### Task requirements
Copy out each line of the data that contains "JSON".

--- Available data ---

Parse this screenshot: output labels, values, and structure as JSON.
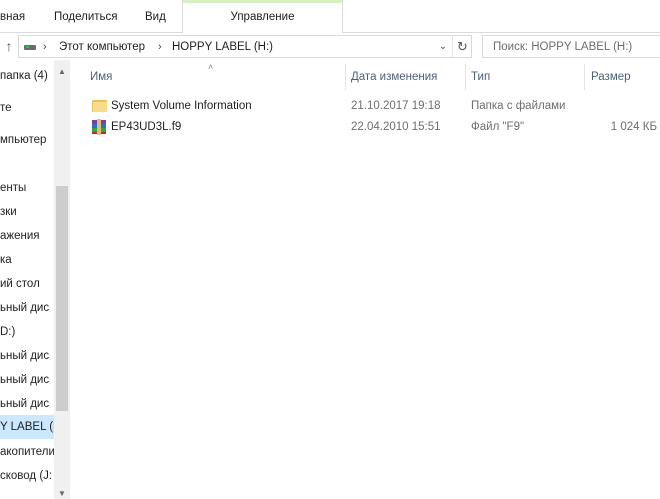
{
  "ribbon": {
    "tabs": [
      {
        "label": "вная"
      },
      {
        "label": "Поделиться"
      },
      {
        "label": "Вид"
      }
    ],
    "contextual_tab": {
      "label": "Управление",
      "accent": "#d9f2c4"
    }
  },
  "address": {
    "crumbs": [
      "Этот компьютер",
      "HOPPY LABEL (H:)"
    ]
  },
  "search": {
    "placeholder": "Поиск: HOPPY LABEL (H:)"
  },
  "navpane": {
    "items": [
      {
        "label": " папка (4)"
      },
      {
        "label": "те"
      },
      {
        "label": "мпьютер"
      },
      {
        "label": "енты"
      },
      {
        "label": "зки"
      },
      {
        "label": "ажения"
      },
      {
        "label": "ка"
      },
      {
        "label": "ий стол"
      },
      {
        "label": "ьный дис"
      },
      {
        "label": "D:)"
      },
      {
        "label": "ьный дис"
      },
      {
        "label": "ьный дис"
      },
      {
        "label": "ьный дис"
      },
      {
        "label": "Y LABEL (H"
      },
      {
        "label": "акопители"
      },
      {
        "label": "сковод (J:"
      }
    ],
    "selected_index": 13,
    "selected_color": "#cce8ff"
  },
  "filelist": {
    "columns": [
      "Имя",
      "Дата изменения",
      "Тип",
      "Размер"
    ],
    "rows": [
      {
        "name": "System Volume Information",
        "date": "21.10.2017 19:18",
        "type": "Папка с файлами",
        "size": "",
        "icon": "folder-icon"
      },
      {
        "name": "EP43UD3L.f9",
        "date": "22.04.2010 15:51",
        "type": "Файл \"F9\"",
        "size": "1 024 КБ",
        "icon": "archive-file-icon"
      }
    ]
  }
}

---
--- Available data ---

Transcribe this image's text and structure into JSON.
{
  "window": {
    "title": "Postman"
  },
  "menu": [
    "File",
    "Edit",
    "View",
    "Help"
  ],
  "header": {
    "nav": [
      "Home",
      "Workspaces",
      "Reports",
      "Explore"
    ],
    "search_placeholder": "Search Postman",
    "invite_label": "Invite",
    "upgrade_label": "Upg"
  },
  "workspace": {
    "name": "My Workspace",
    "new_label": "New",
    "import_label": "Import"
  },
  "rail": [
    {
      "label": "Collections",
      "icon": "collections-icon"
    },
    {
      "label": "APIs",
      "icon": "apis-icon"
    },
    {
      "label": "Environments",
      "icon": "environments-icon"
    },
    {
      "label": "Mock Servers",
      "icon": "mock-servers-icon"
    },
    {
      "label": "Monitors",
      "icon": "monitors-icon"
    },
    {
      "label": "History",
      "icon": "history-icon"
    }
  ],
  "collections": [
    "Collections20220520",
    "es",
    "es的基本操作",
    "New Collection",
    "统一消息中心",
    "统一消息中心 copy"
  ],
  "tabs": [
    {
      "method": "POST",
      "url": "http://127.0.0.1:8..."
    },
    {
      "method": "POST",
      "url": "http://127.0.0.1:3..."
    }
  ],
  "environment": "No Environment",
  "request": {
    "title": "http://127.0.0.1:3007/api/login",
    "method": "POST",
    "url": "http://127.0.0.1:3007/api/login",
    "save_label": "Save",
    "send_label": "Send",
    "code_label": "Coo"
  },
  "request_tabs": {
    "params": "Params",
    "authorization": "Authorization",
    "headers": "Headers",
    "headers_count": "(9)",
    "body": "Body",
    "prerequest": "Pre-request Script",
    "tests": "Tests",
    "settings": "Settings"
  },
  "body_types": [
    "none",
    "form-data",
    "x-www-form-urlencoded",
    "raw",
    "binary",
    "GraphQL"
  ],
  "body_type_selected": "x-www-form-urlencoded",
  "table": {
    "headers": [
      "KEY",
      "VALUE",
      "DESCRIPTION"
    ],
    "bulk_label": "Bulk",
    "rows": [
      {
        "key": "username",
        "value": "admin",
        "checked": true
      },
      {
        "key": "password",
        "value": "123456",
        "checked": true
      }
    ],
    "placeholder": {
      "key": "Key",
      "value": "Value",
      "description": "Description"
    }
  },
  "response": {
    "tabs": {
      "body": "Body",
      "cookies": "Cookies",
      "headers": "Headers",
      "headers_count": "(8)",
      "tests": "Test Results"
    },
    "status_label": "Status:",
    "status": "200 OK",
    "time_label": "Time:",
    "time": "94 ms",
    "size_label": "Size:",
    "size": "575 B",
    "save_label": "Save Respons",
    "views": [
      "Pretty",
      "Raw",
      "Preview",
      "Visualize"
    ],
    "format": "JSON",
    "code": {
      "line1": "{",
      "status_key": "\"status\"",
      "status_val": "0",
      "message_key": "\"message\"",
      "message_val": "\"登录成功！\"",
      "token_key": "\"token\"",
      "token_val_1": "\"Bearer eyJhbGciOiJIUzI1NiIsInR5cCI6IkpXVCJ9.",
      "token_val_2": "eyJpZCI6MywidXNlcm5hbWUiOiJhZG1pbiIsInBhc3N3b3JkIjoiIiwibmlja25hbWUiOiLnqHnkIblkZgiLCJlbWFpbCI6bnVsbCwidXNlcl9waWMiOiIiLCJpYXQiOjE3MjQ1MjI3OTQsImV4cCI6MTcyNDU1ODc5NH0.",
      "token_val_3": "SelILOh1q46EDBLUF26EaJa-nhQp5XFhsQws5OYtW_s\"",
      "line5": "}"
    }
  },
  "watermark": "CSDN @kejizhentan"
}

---
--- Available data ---

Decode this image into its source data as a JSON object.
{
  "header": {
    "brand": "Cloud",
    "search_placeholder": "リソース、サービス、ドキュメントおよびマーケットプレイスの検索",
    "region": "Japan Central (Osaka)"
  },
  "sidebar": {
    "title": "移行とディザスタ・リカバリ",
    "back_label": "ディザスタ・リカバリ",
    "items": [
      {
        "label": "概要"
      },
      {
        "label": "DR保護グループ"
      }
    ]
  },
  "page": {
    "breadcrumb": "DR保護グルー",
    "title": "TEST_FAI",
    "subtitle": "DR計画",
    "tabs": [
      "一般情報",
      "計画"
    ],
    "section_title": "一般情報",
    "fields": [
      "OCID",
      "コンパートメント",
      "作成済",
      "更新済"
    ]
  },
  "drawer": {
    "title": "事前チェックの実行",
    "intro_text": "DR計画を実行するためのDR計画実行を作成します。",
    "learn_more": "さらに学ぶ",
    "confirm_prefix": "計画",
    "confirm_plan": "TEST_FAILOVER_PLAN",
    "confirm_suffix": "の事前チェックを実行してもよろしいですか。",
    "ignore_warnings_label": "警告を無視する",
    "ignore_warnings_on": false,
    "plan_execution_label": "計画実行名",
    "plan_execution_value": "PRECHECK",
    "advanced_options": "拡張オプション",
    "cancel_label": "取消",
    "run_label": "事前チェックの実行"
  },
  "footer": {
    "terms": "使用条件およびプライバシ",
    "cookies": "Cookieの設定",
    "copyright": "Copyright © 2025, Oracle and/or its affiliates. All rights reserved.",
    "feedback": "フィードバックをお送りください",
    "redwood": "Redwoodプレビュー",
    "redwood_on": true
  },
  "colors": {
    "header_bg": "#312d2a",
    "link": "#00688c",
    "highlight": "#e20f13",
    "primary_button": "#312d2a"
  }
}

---

### Your response
Parse this screenshot: output labels, values, and structure as JSON.
Transcribe this image's text and structure into JSON.
    "format": "JSON",
Decode this image into its source data as a JSON object.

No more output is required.